Setup goals and funnels; essential to optimize your traffic sources, campaigns, keywords etc. on a certain outcome.
Setup goal values for non-transactional conversions; this will help to get a complete picture of the value per visitor for a specific segment.
Tip 27: Tag your Marketing campaigns
carefully; ignore this phase and your data becomes meaningless or even worse, you make the wrong decisions.
Integrate a set of KPIs in a custom report; combine acquisition, behavior and outcome metrics
Connect Google Analytics to external tools; this is very useful to derive insights more easily. For example, think about connecting Google Analytics to Next Analytics
to automate reporting and free your time for analysis and optimization.
Setup intelligence alerts; uncover hidden correlations and causalities.
Phase 4: Analysis
Great, you have everything in place and two months of data are right there. It's time to earn some money.
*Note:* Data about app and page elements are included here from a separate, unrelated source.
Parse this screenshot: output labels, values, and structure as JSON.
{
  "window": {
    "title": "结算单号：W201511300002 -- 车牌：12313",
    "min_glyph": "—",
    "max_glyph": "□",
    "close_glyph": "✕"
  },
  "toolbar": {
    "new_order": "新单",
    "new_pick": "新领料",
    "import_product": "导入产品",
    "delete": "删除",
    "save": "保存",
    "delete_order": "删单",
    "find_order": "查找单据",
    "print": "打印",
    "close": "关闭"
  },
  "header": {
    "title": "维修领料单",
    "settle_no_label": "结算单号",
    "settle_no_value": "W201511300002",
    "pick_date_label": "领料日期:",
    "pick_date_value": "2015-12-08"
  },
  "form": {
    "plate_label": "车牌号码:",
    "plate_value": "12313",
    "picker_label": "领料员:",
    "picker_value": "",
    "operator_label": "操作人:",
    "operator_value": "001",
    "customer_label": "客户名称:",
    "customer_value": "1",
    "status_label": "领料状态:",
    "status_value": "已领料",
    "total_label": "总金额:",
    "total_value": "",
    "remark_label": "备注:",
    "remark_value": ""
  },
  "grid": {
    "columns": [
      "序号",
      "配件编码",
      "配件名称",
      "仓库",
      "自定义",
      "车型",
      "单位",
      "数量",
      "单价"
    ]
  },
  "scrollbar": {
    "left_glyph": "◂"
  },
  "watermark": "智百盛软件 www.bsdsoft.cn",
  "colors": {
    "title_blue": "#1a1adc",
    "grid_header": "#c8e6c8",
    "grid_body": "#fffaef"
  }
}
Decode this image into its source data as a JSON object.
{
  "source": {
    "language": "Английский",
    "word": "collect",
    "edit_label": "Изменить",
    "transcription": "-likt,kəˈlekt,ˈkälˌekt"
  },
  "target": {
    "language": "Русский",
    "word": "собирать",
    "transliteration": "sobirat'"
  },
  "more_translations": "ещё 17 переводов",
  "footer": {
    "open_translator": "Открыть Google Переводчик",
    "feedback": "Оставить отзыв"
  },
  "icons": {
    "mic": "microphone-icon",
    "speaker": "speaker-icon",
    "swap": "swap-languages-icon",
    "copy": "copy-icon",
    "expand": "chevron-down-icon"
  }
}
Start doing great analysis on your data!
Start every analysis with a question; know what you want to solve or improve first.
Don't focus on aggregates, always segment the data; one solution doesn't fit the need of all your visitors.
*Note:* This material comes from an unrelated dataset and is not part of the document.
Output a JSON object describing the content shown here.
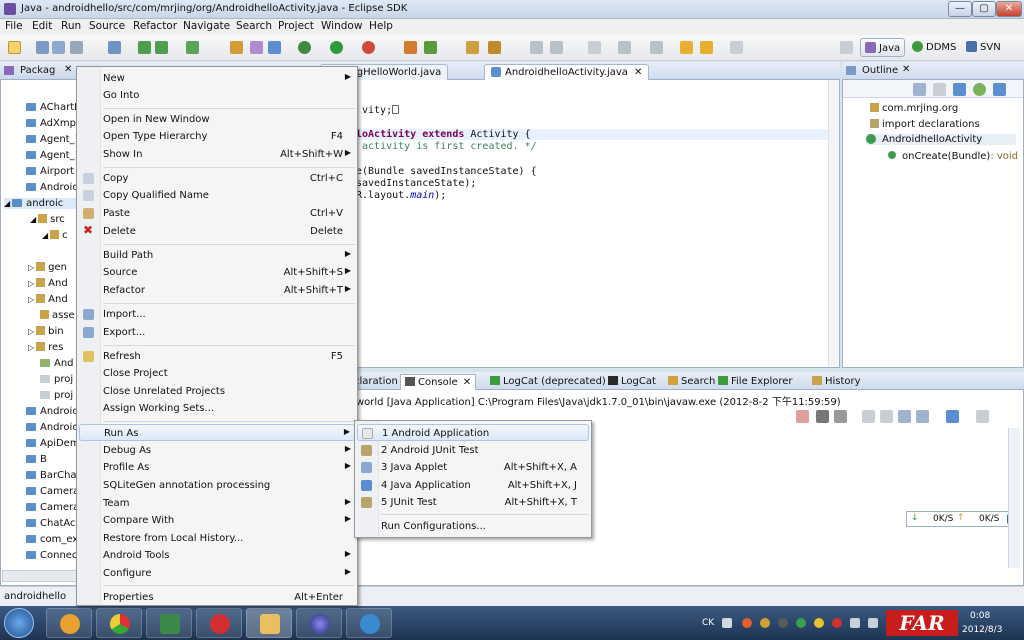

Don't focus on averages, always look at distributions; what if the average customer satisfaction is rated with a seven, but 25% of your customers are highly unsatisfied?
If you have time for only one analysis focus on the "All Traffic Sources" report; you will immediately get a clear overview on how your website and channels are performing.
Enhance quantitative analysis with qualitative analysis; solve for the 'what', the 'why' and the 'how'. The 'what' is not telling the complete story.
Tip 36: Visualize your Web Analytics data
; it may help you to get your message across.
Use custom variables for multi-session analysis
; how does a brochure download impact my hotel booking rate?
Know the difference between goal conversions and transactions; goal conversions can only happen once in a visit, transactions can happen multiple times.
Don't focus on raw, absolute numbers; put your data in perspective.
Accept that data is never perfect; the truth lies in your back-office.
Phase 5: Testing and Optimization
You have identified a few major issues on your website and some of your landing pages have a very low conversion rate. You might wonder, how can I improve? Read on and apply the following 10 tips to your specific situation.
Don't think you know better than your website visitors; the best optimization specialist in the world never
beats your visitors.
Setup a wordclass testing team; you may need developers, designers, analysts and usability consultants to succeed.
Identify the most crucial pages to start testing with; optimize highly trafficked landing pages and funnel pages first.
Clearly define your test, hypothesis and goals; what are you testing, what is the expected outcome and what needs to be improved? Answer those questions first.
Spend healthy budgets on conversion optimization as compared to acquisition; driving lots of untargeted traffic doesn't make sense.
Select a testing idea on expected effect, duration and available resources; this will help you to get the highest ROI on your testing efforts.
Add the HIPPO's opinion
as one of the testing variations; beat the Highest Paid Person's Opinion with numbers.
Apply the Conversion Trinity
rules to your landing pages; think about relevance, value and the right call to action.
Use the right set of tools; automate what you can automate.
Set your confidence interval limit at around 95%; don't choose a winner too early!
One more, my first and last tip: start a website and play in the real world!
Apply these tips in your daily activities and I am 100% sure you will
grow in the Web Analytics field.
Any great tips or experiences to share? We are happy to publish them. If you like the article, we very much appreciate a comment or share!